Formed from the merger of the towns Dessau and Roßlau in 2007, Dessau-Roßlau is the third-largest city in Saxony-Anhalt. Dessau was historically the capital of the Duchy of Anhalt and later became famous as the seat of the Bauhaus school. The region also boasts two UNESCO World Heritage Sites.
Granted, it’s not an enormous city, but Osterwieck more than deserves a mention because of its remarkably well-preserved old town. Dating back to around 780, this historic city is peppered with an incredible amount of mediaeval architecture. Approximately half of the timber houses were built before 1720 and more than a third date from before the Thirty Years’ War. It really is like walking through the pages of a history book!
Traditional food in Saxony-Anhalt
Saxony-Anhalt’s fertile soil makes it an important agricultural area in Germany. Many of the ingredients typically found in German cuisine are grown here, including rye, potatoes, onions, apricots and asparagus. The latter is a key ingredient in one of Saxony-Anhalt’s regional specialities: Altmärker Hochzeitssuppe (Altmark Wedding Soup), which is traditionally served as a starter at weddings to ensure lifelong happiness. Milbenkäse (mite cheese) is a speciality cheese, made of quark flavoured with caraway and salt, that is found in Saxony-Anhalt.
Saxony-Anhalt is also known for its chocolate and cakes. Germany’s first chocolate factory, owned by the Confiserie Halloren, was built in Halle in 1804 and began churning out bars, truffles and pralines to the masses. A famous cake from Saxony-Anhalt is the Salzwedeler Baumkuchen (Salzwedeler Tree Cake), an intricate, layered confection that was invented at the courts of German royalty over 200 years ago.
Sights & Attractions in Saxony-Anhalt
If you’re heading to Saxony-Anhalt, make sure to stop off at these sights and attractions:
Dessau-Wörlitz Garden Kingdom
One of Saxony-Anhalt’s four UNESCO World Heritage Sites is this sprawling English-style landscape garden, designed by Prince Leopold III and Friedrich Franz of Anhalt Dessau, to represent a harmonious relationship between humans and nature. Spread across 112 hectares, the spectacular Kingdom comprises castles, five gardens, lakes, ferries, bridges and Europe’s first artificial volcano.
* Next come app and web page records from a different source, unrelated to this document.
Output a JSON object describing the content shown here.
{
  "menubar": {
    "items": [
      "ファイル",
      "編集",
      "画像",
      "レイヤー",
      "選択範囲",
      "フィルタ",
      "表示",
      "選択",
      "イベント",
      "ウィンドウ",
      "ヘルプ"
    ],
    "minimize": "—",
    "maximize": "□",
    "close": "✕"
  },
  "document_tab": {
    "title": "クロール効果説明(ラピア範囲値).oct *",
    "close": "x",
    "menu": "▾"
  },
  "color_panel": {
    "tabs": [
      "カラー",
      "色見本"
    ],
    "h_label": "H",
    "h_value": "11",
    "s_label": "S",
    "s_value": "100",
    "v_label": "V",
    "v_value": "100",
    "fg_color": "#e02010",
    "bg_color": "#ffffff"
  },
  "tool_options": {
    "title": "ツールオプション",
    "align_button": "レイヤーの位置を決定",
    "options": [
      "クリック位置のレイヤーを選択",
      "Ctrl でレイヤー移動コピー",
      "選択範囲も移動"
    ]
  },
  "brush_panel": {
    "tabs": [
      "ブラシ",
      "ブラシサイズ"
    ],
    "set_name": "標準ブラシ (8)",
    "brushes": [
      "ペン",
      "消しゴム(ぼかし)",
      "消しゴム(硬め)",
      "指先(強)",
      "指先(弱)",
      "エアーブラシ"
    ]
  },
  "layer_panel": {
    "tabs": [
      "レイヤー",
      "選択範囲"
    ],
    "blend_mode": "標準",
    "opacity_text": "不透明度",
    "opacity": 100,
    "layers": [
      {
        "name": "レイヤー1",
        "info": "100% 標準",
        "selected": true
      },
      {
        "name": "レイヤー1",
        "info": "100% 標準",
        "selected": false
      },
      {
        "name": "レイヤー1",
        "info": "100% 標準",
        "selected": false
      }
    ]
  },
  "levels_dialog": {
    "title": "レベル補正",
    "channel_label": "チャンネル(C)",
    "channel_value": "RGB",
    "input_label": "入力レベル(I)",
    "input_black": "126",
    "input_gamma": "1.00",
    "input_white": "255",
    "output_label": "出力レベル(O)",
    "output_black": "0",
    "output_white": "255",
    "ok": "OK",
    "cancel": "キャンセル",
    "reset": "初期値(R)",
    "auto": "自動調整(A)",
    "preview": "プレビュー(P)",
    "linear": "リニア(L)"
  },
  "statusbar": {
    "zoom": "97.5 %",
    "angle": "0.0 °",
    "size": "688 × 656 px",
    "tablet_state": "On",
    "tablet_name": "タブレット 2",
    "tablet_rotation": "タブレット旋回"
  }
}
Tick off another of the world’s wonders by paying a visit to the Bauhaus buildings in Dessau, which includes the school’s original campus (containing a museum, a shop and the restored cafeteria), as well as a number of houses and apartment blocks in the area - which are all some of the most iconic buildings of the 20th century. Tourists can even stay overnight in the Bauhaus building!
Saxony-Anhalt has a remarkable number of well-preserved mediaeval towns, but none shines brighter than Quedlinburg, which is widely agreed to be the best-preserved in the whole of Germany. Picture perfect, this gem of a town is an absolute dream of tangled cobblestone alleys, pretty market squares and no fewer than 1.300 timber-framed houses.
The Harz Mountains
The Harz mountains national park is a paradise for hikers, train riders and explorers alike. Take the challenge of scaling the 1.141-metre peak, or let a locomotive do all the hard work as you relax and enjoy the dramatic scenery from the cosy Schmalspurbahn train. Thrill-seekers can cross the world’s biggest pedestrian suspension bridge, which stretches 458 metres across the Rappbode Dam, or join the costumed revellers at the Witches’ Dance Floor on Walpurgis Night.
Flags of Saxony-Anhalt
The flag of Saxony-Anhalt is a yellow and black bi-colour with the state’s coat of arms in the centre. Black and yellow were historically the colours of the Prussian Province of Saxony and the state of Saxony-Anhalt before 1952. In 1991, however, it was decided that the colour should be reversed to distinguish it from the black-over-yellow bi-colour used by Baden-Württemberg. Since 2017, the flag has been used for both civil and state purposes.